Griessner: “It goes without saying that it is an honour. I’m delighted to have car number 1 on the BMW M4 GT4 now. It shows everyone what we achieved last year.”

How is the BMW M4 GT4 different from the BMW M240i Racing?

Griessner: “The BMW M240i Racing is closer to the production version. You notice that when you get in the car, because the interior is a standard dashboard. In the BMW M4 GT4 you see right away that only what is absolutely necessary is included and is set up for motorsport. This might be minor ergonomic details, such as the adjustability of the pedals. The seat is screwed tight, the seating position is far back for better weight distribution. The car has way more racing parts and is a thoroughbred racing car. As a driver you notice that immediately. I found it relatively easy to make the switch. But obviously the first few laps or so are a little unfamiliar. You have more power and different dimensions. The car is much wider, so it is entirely possible that you might end up driving over kerbs that you didn’t want to take on the initial laps because you’re not used to the width yet. Overall, it is a fantastic racing car.”” I’m delighted to have car number 1 on the BMW M4 GT4 now. ”David Griessner

Is the GT4 car another intermediate step? Where is your career heading?

Griessner: “My major goal is definitely the GT3 class. We had discussed it for this year, but it didn’t work out in the end. But I would definitely like to be contesting the major GT3 race series in the future.”

Awareness and acceptance of sim racing is increasing all the time, no doubt in part due to the coronavirus pandemic and the many cancelled races in traditional racing. Now, many races are being held virtually instead, for example, in the Digital Nürburgring Endurance Series powered by VCO. What is your involvement in this?

Griessner: “I had never been involved in sim racing in the past. Then last year I bought myself a small basic set-up, but only to train for tracks that I hadn’t ever raced on. For example, Monza or Brands Hatch for our starts in the GT4 European Series. I also had a go on Walter Penker’s simulator, but only as practice for real racing, without getting involved in competitions or races. But if you want to race now in the current situation, sim racing is the only option. So, I have set up an area at home and am researching the whole thing a bit at the moment. I joined the Adrenalin eMotorSport team and, among other things am competing in the whole Digital NLS season. No doubt there will be a few other things as time goes on, but I would say that I am still in a discovery phase of sorts. You have to respect the sim racing sport, there are a lot of really good people involved. Even if you are a good racing driver in real-life, that doesn’t mean that you will be fast or consistent in sim racing right from the start. You need a lot of practice and a lot of experience.”

David Griessner

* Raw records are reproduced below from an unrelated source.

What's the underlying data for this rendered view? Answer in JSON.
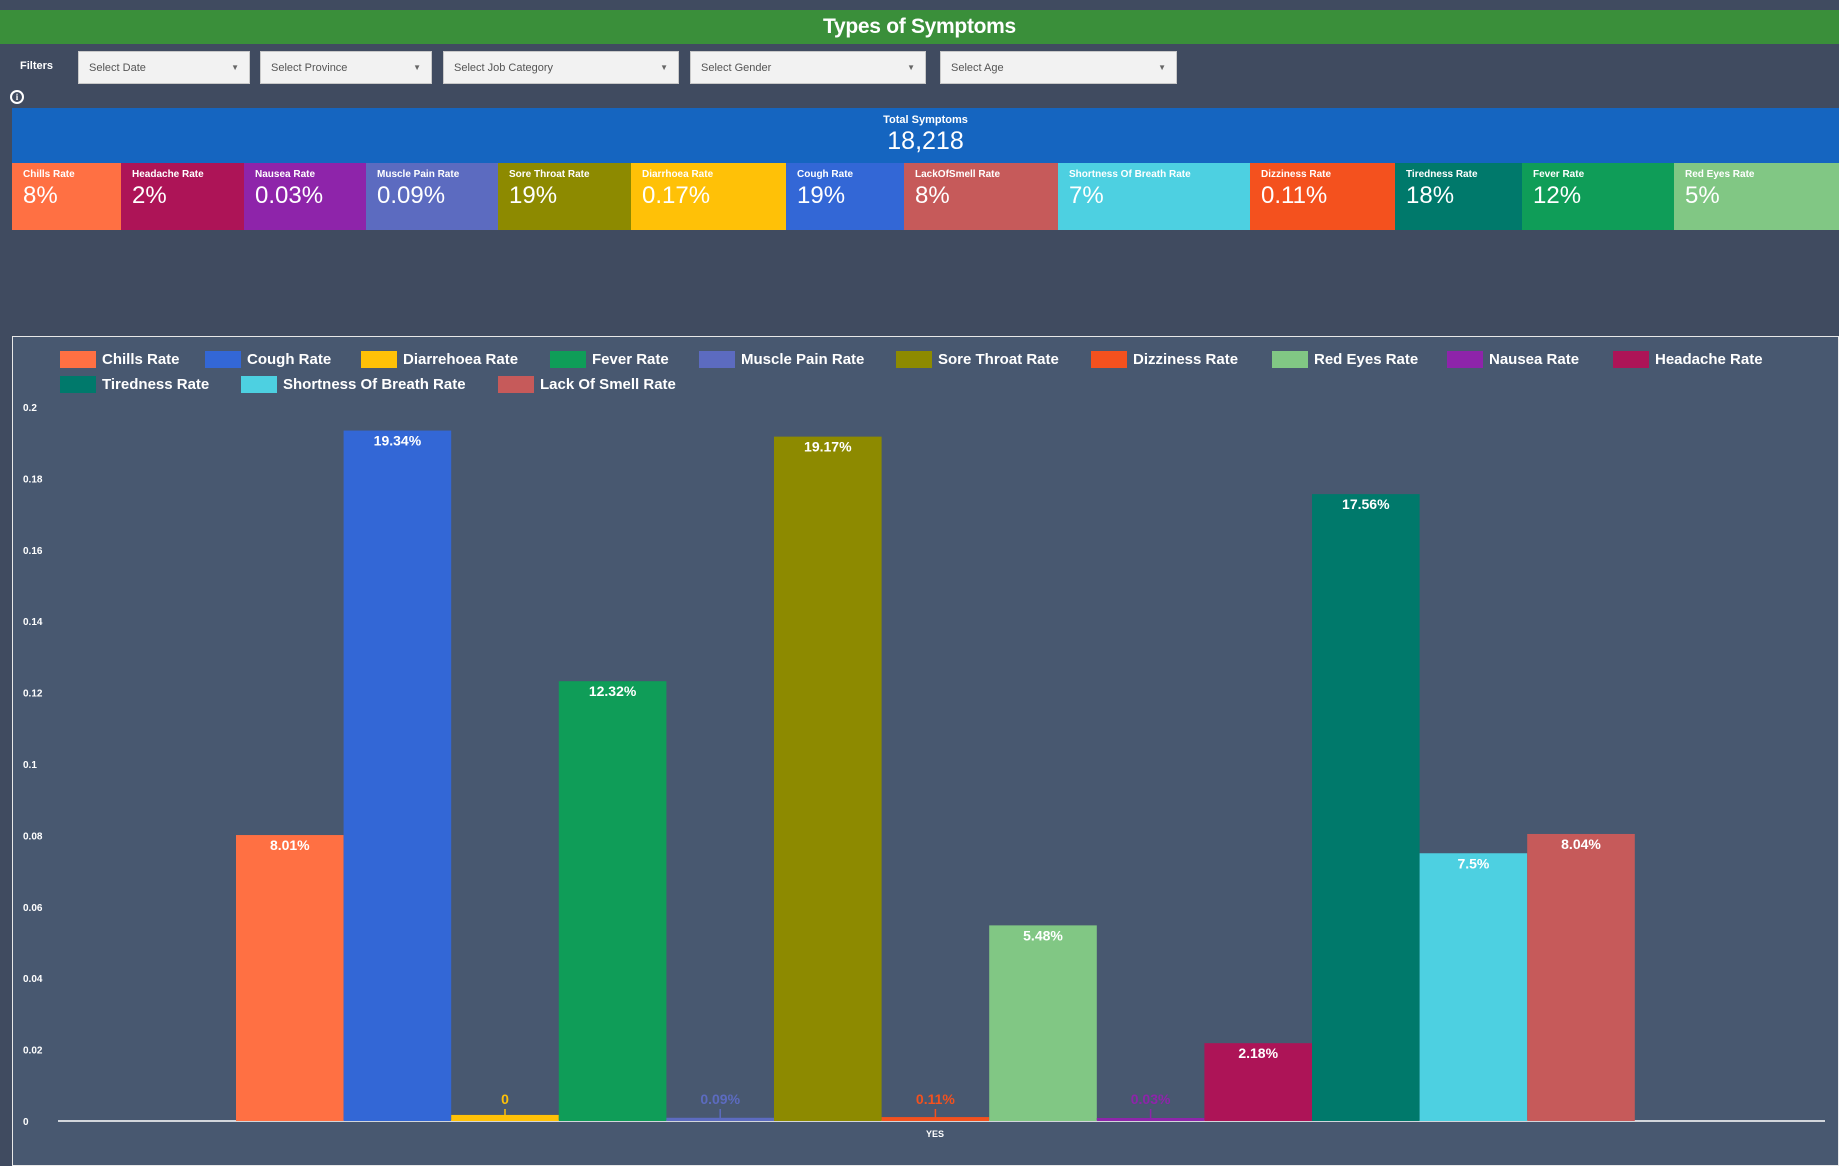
{
  "title": "Types of Symptoms",
  "filters": {
    "label": "Filters",
    "items": [
      {
        "placeholder": "Select Date"
      },
      {
        "placeholder": "Select Province"
      },
      {
        "placeholder": "Select Job Category"
      },
      {
        "placeholder": "Select Gender"
      },
      {
        "placeholder": "Select Age"
      }
    ]
  },
  "total": {
    "label": "Total Symptoms",
    "value": "18,218"
  },
  "kpis": [
    {
      "label": "Chills Rate",
      "value": "8%",
      "color": "#ff7043"
    },
    {
      "label": "Headache Rate",
      "value": "2%",
      "color": "#ad1457"
    },
    {
      "label": "Nausea Rate",
      "value": "0.03%",
      "color": "#8e24aa"
    },
    {
      "label": "Muscle Pain Rate",
      "value": "0.09%",
      "color": "#5c6bc0"
    },
    {
      "label": "Sore Throat Rate",
      "value": "19%",
      "color": "#8d8a00"
    },
    {
      "label": "Diarrhoea Rate",
      "value": "0.17%",
      "color": "#ffc107"
    },
    {
      "label": "Cough Rate",
      "value": "19%",
      "color": "#3367d6"
    },
    {
      "label": "LackOfSmell Rate",
      "value": "8%",
      "color": "#c65a5a"
    },
    {
      "label": "Shortness Of Breath Rate",
      "value": "7%",
      "color": "#4dd0e1"
    },
    {
      "label": "Dizziness Rate",
      "value": "0.11%",
      "color": "#f4511e"
    },
    {
      "label": "Tiredness Rate",
      "value": "18%",
      "color": "#00796b"
    },
    {
      "label": "Fever Rate",
      "value": "12%",
      "color": "#0f9d58"
    },
    {
      "label": "Red Eyes Rate",
      "value": "5%",
      "color": "#81c784"
    }
  ],
  "chart_data": {
    "type": "bar",
    "categories": [
      "YES"
    ],
    "ylim": [
      0,
      0.2
    ],
    "yticks": [
      "0",
      "0.02",
      "0.04",
      "0.06",
      "0.08",
      "0.1",
      "0.12",
      "0.14",
      "0.16",
      "0.18",
      "0.2"
    ],
    "legend_position": "top",
    "series": [
      {
        "name": "Chills Rate",
        "value": 0.0801,
        "label": "8.01%",
        "color": "#ff7043"
      },
      {
        "name": "Cough Rate",
        "value": 0.1934,
        "label": "19.34%",
        "color": "#3367d6"
      },
      {
        "name": "Diarrehoea Rate",
        "value": 0.0017,
        "label": "0",
        "color": "#ffc107"
      },
      {
        "name": "Fever Rate",
        "value": 0.1232,
        "label": "12.32%",
        "color": "#0f9d58"
      },
      {
        "name": "Muscle Pain Rate",
        "value": 0.0009,
        "label": "0.09%",
        "color": "#5c6bc0"
      },
      {
        "name": "Sore Throat Rate",
        "value": 0.1917,
        "label": "19.17%",
        "color": "#8d8a00"
      },
      {
        "name": "Dizziness Rate",
        "value": 0.0011,
        "label": "0.11%",
        "color": "#f4511e"
      },
      {
        "name": "Red Eyes Rate",
        "value": 0.0548,
        "label": "5.48%",
        "color": "#81c784"
      },
      {
        "name": "Nausea Rate",
        "value": 0.0003,
        "label": "0.03%",
        "color": "#8e24aa"
      },
      {
        "name": "Headache Rate",
        "value": 0.0218,
        "label": "2.18%",
        "color": "#ad1457"
      },
      {
        "name": "Tiredness Rate",
        "value": 0.1756,
        "label": "17.56%",
        "color": "#00796b"
      },
      {
        "name": "Shortness Of Breath Rate",
        "value": 0.075,
        "label": "7.5%",
        "color": "#4dd0e1"
      },
      {
        "name": "Lack Of Smell Rate",
        "value": 0.0804,
        "label": "8.04%",
        "color": "#c65a5a"
      }
    ]
  }
}
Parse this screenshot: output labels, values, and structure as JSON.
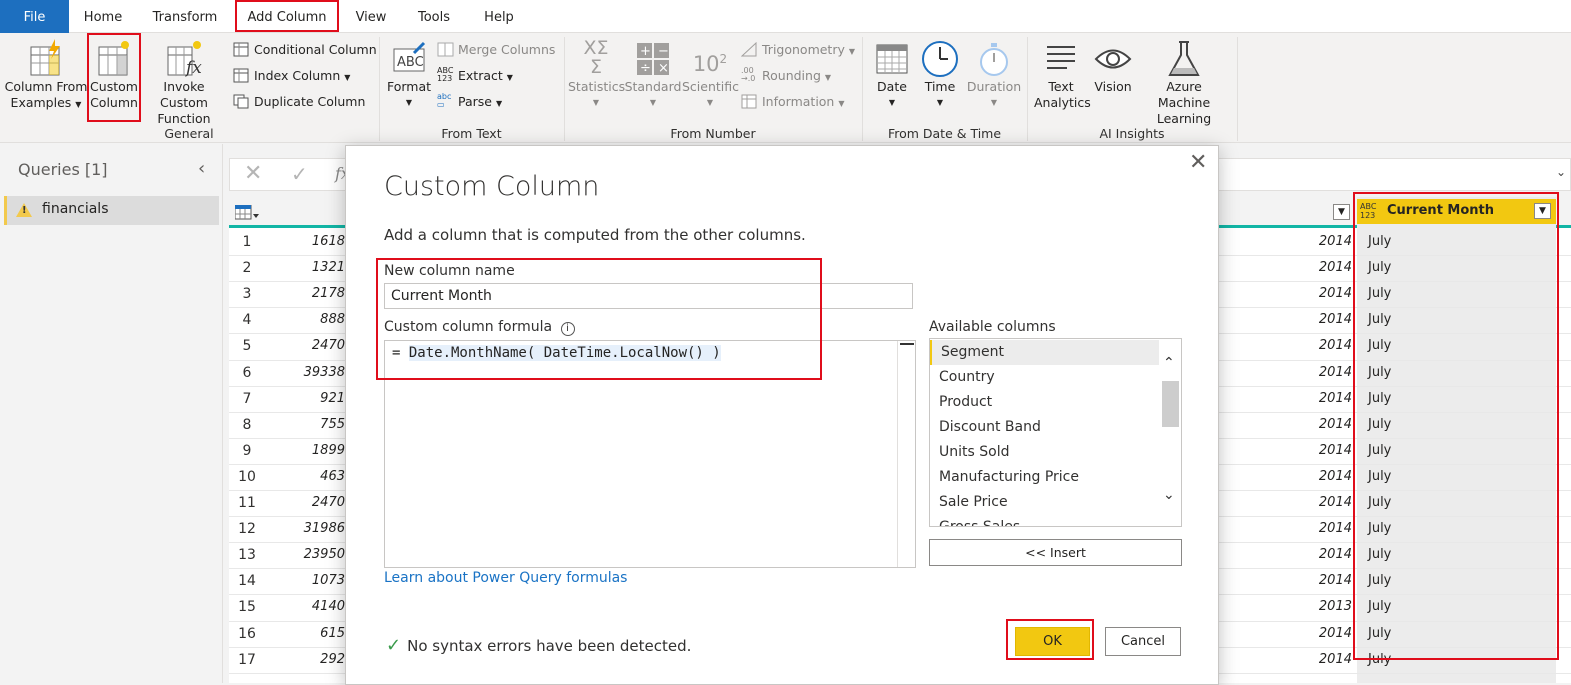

There are a few pro racing drivers, like the BMW works drivers Philipp Eng and Nick Catsburg, who have been involved in sim racing for some time now and do a good job of keeping up with the pros in that sphere. But even they have to battle with the top sim racing pros. What makes it so difficult for racing drivers to switch from the real racetrack to sim racing? And what might be missing for you that you are otherwise used to?

Griessner: “What I noticed right away is that there are no centrifugal forces. These centrifugal forces mean that you have a different perception of things on racetracks, such as the speed or the delay on the brake. Because you don’t have that in sim racing and everything is visual, unless you have a big full-motion simulator, which most people don’t, you are missing the input that you are used to. It’s difficult to compensate for that with just hand and eye coordination, and you need a lot of practice. The real pros in sim racing have been doing it for so long and are so specialised that they don’t need the extra input from the centrifugal forces.”

So, the interface between sim racing and racing on the track would be the BMW Motorsport simulator in Munich, for example, which the BMW works drivers use to prepare for the DTM and the ABB FIA Formula E Championship. Do you dream of being allowed to complete a few laps in that simulator?

Griessner: “Definitely. I’m really interested in the field of simulations in general and would love to see how BMW Motorsport approach things.”